◆ Try it
Your response should consist of every entry, unchanged.

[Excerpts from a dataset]
------------------------------------------------------------------------

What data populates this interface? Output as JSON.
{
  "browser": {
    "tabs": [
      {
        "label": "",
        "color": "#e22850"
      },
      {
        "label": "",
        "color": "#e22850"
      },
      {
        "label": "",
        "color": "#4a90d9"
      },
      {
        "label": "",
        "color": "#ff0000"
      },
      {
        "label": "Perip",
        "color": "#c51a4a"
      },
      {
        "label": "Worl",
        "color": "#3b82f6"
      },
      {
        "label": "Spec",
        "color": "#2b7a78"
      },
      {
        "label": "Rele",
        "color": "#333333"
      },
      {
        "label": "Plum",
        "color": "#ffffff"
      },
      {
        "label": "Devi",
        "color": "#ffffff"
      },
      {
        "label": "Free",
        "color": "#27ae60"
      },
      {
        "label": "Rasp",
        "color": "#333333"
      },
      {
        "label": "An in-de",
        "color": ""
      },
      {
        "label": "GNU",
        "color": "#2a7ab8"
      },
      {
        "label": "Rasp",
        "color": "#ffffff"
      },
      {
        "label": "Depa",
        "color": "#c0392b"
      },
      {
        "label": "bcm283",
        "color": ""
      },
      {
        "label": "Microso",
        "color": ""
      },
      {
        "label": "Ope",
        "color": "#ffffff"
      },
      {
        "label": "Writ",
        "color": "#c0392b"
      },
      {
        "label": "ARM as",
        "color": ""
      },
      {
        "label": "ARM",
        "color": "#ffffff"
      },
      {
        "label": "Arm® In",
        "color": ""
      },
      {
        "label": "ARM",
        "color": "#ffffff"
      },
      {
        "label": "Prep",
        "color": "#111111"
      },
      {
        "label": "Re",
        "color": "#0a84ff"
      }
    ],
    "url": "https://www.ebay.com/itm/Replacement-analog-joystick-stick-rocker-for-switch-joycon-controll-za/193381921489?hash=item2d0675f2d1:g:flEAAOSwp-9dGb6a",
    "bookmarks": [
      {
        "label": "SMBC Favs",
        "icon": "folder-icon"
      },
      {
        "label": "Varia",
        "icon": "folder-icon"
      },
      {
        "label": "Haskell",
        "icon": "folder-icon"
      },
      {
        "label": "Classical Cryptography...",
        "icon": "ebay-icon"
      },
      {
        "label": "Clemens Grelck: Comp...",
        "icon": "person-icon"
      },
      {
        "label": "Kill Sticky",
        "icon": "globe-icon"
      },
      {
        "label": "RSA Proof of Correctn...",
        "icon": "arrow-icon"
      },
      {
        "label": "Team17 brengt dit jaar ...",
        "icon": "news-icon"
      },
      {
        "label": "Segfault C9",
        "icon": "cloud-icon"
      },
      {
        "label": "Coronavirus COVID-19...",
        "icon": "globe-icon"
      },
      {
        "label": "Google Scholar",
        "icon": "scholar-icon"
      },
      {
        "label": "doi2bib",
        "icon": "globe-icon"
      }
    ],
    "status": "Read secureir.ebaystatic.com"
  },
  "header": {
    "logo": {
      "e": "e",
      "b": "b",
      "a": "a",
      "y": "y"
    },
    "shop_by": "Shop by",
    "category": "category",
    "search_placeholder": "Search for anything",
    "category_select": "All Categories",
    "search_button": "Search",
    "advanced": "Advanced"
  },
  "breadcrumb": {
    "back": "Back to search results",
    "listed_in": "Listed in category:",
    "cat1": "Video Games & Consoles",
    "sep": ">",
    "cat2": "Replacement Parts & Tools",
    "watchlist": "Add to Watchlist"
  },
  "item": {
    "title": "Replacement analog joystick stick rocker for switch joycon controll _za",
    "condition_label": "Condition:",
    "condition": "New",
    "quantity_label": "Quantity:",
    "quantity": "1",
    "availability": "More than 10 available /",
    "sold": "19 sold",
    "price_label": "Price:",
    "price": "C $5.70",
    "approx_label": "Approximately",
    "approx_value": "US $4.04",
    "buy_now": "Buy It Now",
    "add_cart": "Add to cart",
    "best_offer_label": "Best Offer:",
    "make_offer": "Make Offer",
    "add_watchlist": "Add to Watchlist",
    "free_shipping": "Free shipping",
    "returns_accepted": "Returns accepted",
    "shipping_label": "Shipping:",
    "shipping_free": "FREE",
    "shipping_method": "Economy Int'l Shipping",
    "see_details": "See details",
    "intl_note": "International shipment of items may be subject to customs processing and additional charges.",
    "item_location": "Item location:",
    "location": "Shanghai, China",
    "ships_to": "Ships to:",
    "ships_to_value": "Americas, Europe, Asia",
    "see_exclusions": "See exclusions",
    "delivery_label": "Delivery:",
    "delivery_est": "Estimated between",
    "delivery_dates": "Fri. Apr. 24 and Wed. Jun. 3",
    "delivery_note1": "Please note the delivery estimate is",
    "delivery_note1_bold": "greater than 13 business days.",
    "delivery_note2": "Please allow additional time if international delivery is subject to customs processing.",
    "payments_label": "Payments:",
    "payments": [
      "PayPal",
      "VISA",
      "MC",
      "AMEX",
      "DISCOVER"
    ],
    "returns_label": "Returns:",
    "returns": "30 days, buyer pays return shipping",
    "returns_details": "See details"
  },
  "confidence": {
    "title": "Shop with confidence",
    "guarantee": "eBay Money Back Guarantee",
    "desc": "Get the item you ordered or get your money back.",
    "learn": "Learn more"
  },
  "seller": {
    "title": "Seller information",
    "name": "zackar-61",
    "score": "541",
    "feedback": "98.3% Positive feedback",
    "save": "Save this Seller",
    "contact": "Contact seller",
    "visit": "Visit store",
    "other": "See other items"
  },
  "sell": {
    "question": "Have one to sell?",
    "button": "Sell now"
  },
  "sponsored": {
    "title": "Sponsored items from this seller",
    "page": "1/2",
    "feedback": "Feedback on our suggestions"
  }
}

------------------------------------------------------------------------

◆ Reply
What data populates this interface? Output as JSON.
{
  "browser": {
    "tabs": [
      {
        "label": "",
        "color": "#e22850"
      },
      {
        "label": "",
        "color": "#e22850"
      },
      {
        "label": "",
        "color": "#4a90d9"
      },
      {
        "label": "",
        "color": "#ff0000"
      },
      {
        "label": "Perip",
        "color": "#c51a4a"
      },
      {
        "label": "Worl",
        "color": "#3b82f6"
      },
      {
        "label": "Spec",
        "color": "#2b7a78"
      },
      {
        "label": "Rele",
        "color": "#333333"
      },
      {
        "label": "Plum",
        "color": "#ffffff"
      },
      {
        "label": "Devi",
        "color": "#ffffff"
      },
      {
        "label": "Free",
        "color": "#27ae60"
      },
      {
        "label": "Rasp",
        "color": "#333333"
      },
      {
        "label": "An in-de",
        "color": ""
      },
      {
        "label": "GNU",
        "color": "#2a7ab8"
      },
      {
        "label": "Rasp",
        "color": "#ffffff"
      },
      {
        "label": "Depa",
        "color": "#c0392b"
      },
      {
        "label": "bcm283",
        "color": ""
      },
      {
        "label": "Microso",
        "color": ""
      },
      {
        "label": "Ope",
        "color": "#ffffff"
      },
      {
        "label": "Writ",
        "color": "#c0392b"
      },
      {
        "label": "ARM as",
        "color": ""
      },
      {
        "label": "ARM",
        "color": "#ffffff"
      },
      {
        "label": "Arm® In",
        "color": ""
      },
      {
        "label": "ARM",
        "color": "#ffffff"
      },
      {
        "label": "Prep",
        "color": "#111111"
      },
      {
        "label": "Re",
        "color": "#0a84ff"
      }
    ],
    "url": "https://www.ebay.com/itm/Replacement-analog-joystick-stick-rocker-for-switch-joycon-controll-za/193381921489?hash=item2d0675f2d1:g:flEAAOSwp-9dGb6a",
    "bookmarks": [
      {
        "label": "SMBC Favs",
        "icon": "folder-icon"
      },
      {
        "label": "Varia",
        "icon": "folder-icon"
      },
      {
        "label": "Haskell",
        "icon": "folder-icon"
      },
      {
        "label": "Classical Cryptography...",
        "icon": "ebay-icon"
      },
      {
        "label": "Clemens Grelck: Comp...",
        "icon": "person-icon"
      },
      {
        "label": "Kill Sticky",
        "icon": "globe-icon"
      },
      {
        "label": "RSA Proof of Correctn...",
        "icon": "arrow-icon"
      },
      {
        "label": "Team17 brengt dit jaar ...",
        "icon": "news-icon"
      },
      {
        "label": "Segfault C9",
        "icon": "cloud-icon"
      },
      {
        "label": "Coronavirus COVID-19...",
        "icon": "globe-icon"
      },
      {
        "label": "Google Scholar",
        "icon": "scholar-icon"
      },
      {
        "label": "doi2bib",
        "icon": "globe-icon"
      }
    ],
    "status": "Read secureir.ebaystatic.com"
  },
  "header": {
    "logo": {
      "e": "e",
      "b": "b",
      "a": "a",
      "y": "y"
    },
    "shop_by": "Shop by",
    "category": "category",
    "search_placeholder": "Search for anything",
    "category_select": "All Categories",
    "search_button": "Search",
    "advanced": "Advanced"
  },
  "breadcrumb": {
    "back": "Back to search results",
    "listed_in": "Listed in category:",
    "cat1": "Video Games & Consoles",
    "sep": ">",
    "cat2": "Replacement Parts & Tools",
    "watchlist": "Add to Watchlist"
  },
  "item": {
    "title": "Replacement analog joystick stick rocker for switch joycon controll _za",
    "condition_label": "Condition:",
    "condition": "New",
    "quantity_label": "Quantity:",
    "quantity": "1",
    "availability": "More than 10 available /",
    "sold": "19 sold",
    "price_label": "Price:",
    "price": "C $5.70",
    "approx_label": "Approximately",
    "approx_value": "US $4.04",
    "buy_now": "Buy It Now",
    "add_cart": "Add to cart",
    "best_offer_label": "Best Offer:",
    "make_offer": "Make Offer",
    "add_watchlist": "Add to Watchlist",
    "free_shipping": "Free shipping",
    "returns_accepted": "Returns accepted",
    "shipping_label": "Shipping:",
    "shipping_free": "FREE",
    "shipping_method": "Economy Int'l Shipping",
    "see_details": "See details",
    "intl_note": "International shipment of items may be subject to customs processing and additional charges.",
    "item_location": "Item location:",
    "location": "Shanghai, China",
    "ships_to": "Ships to:",
    "ships_to_value": "Americas, Europe, Asia",
    "see_exclusions": "See exclusions",
    "delivery_label": "Delivery:",
    "delivery_est": "Estimated between",
    "delivery_dates": "Fri. Apr. 24 and Wed. Jun. 3",
    "delivery_note1": "Please note the delivery estimate is",
    "delivery_note1_bold": "greater than 13 business days.",
    "delivery_note2": "Please allow additional time if international delivery is subject to customs processing.",
    "payments_label": "Payments:",
    "payments": [
      "PayPal",
      "VISA",
      "MC",
      "AMEX",
      "DISCOVER"
    ],
    "returns_label": "Returns:",
    "returns": "30 days, buyer pays return shipping",
    "returns_details": "See details"
  },
  "confidence": {
    "title": "Shop with confidence",
    "guarantee": "eBay Money Back Guarantee",
    "desc": "Get the item you ordered or get your money back.",
    "learn": "Learn more"
  },
  "seller": {
    "title": "Seller information",
    "name": "zackar-61",
    "score": "541",
    "feedback": "98.3% Positive feedback",
    "save": "Save this Seller",
    "contact": "Contact seller",
    "visit": "Visit store",
    "other": "See other items"
  },
  "sell": {
    "question": "Have one to sell?",
    "button": "Sell now"
  },
  "sponsored": {
    "title": "Sponsored items from this seller",
    "page": "1/2",
    "feedback": "Feedback on our suggestions"
  }
}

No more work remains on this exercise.